>>
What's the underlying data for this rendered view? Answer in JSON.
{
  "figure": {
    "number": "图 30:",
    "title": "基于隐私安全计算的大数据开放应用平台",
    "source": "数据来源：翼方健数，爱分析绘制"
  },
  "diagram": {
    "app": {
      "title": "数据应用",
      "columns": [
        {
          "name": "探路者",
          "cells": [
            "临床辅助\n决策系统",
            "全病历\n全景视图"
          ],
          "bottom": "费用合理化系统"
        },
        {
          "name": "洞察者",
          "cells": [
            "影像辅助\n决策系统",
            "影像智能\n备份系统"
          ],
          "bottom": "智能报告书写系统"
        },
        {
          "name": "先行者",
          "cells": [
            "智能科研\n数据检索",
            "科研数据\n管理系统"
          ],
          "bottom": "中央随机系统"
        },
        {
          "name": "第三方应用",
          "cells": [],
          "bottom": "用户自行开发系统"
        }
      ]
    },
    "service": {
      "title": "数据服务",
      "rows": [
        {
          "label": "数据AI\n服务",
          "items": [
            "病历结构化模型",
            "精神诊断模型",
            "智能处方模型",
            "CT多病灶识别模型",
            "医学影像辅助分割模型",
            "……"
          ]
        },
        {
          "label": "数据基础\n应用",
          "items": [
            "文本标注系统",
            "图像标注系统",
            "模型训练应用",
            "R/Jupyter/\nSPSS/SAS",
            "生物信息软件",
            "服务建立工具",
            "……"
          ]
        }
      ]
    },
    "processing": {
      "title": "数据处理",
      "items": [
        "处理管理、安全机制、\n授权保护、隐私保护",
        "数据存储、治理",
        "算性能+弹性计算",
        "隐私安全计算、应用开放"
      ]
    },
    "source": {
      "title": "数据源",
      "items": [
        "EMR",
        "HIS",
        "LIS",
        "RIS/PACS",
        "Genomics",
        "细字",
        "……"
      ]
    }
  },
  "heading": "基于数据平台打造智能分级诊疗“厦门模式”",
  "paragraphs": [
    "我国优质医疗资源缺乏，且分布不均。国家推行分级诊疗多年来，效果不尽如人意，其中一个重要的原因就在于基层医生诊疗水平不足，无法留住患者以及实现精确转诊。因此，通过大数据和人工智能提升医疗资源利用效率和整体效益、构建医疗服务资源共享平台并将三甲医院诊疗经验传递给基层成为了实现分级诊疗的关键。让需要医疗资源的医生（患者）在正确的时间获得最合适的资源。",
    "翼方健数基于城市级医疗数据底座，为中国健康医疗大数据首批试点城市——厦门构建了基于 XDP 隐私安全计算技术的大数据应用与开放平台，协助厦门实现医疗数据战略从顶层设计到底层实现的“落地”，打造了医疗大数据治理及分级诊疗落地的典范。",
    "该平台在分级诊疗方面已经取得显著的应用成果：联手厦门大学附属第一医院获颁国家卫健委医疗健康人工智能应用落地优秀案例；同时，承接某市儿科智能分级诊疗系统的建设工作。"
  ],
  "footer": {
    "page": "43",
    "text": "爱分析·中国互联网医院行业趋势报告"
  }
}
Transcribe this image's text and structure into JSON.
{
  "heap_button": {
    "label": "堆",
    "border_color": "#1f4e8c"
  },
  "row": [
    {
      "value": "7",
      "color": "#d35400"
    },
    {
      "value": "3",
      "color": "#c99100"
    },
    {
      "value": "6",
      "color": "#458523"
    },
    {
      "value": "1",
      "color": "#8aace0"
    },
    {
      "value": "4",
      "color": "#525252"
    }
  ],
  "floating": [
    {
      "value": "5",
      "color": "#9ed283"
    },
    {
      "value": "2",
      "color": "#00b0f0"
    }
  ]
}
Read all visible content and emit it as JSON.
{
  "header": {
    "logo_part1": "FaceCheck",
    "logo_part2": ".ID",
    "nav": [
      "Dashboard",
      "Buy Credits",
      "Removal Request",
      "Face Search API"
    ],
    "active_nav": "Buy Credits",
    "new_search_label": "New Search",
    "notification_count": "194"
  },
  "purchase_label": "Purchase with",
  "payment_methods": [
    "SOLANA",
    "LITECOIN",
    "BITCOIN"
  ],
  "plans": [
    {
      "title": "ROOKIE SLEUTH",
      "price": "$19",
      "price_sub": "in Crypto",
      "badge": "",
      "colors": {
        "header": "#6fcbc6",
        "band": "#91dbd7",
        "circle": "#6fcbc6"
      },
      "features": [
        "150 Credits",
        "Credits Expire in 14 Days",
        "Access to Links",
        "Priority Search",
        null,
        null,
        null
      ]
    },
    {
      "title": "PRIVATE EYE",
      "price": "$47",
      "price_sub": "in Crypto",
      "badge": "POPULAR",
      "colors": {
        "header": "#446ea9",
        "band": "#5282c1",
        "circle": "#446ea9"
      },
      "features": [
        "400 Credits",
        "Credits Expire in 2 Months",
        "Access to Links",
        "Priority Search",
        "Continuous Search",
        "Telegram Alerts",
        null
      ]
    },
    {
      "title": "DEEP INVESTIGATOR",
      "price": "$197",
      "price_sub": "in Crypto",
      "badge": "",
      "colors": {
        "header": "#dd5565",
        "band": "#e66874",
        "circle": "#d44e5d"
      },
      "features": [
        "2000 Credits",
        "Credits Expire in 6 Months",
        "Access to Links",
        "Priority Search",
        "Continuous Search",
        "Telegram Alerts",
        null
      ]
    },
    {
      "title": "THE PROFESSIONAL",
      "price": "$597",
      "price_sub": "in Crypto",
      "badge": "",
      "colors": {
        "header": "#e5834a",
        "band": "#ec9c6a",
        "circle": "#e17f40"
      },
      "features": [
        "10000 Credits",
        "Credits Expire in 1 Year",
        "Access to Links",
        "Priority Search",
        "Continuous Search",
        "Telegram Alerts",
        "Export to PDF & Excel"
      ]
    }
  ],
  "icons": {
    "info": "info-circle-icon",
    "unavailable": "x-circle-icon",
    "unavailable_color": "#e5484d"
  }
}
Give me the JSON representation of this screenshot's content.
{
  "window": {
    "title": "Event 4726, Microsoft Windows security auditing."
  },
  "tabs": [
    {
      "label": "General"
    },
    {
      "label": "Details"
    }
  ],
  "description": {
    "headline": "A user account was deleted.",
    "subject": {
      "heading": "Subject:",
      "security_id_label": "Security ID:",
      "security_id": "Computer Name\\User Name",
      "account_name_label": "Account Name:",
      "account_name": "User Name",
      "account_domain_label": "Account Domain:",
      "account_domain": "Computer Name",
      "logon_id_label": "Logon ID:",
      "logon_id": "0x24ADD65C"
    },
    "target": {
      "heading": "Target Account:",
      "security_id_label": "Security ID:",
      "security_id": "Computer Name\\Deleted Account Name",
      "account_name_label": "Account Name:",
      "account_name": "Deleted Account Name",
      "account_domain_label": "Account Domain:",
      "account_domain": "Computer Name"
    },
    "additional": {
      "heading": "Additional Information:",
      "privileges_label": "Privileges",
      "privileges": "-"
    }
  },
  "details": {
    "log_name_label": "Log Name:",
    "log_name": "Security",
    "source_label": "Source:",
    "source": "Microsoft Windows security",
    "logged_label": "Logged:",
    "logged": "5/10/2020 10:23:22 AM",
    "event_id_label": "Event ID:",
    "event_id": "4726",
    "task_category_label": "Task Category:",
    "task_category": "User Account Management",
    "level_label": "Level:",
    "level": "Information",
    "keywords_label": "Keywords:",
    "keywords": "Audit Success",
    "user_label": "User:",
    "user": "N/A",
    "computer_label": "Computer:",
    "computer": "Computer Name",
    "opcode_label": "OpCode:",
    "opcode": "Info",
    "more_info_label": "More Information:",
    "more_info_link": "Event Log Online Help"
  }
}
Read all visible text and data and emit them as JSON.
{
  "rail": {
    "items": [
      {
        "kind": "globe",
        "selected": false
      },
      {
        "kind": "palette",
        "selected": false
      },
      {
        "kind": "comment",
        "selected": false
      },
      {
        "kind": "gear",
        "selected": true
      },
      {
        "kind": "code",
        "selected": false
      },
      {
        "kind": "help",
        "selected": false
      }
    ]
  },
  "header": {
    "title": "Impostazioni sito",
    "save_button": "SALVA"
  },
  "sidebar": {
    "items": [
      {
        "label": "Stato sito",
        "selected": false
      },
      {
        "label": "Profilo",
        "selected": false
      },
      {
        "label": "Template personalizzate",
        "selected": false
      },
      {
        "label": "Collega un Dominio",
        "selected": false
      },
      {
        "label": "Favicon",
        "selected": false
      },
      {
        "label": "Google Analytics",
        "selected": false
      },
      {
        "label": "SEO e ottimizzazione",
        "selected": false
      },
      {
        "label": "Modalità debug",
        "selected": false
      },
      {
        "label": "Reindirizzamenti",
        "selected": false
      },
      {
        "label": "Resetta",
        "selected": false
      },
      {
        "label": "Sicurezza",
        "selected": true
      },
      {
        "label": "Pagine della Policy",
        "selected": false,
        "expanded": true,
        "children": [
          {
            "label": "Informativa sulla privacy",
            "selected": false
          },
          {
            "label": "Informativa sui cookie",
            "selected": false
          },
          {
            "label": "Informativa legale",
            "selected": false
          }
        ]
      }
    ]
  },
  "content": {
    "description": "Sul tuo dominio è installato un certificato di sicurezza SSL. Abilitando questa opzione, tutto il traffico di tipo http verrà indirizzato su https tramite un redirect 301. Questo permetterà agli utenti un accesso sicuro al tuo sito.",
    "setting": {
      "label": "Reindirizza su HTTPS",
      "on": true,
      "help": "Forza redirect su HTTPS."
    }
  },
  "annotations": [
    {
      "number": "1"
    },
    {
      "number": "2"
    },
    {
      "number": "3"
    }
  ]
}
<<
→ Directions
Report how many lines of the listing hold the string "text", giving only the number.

→ Answer box
3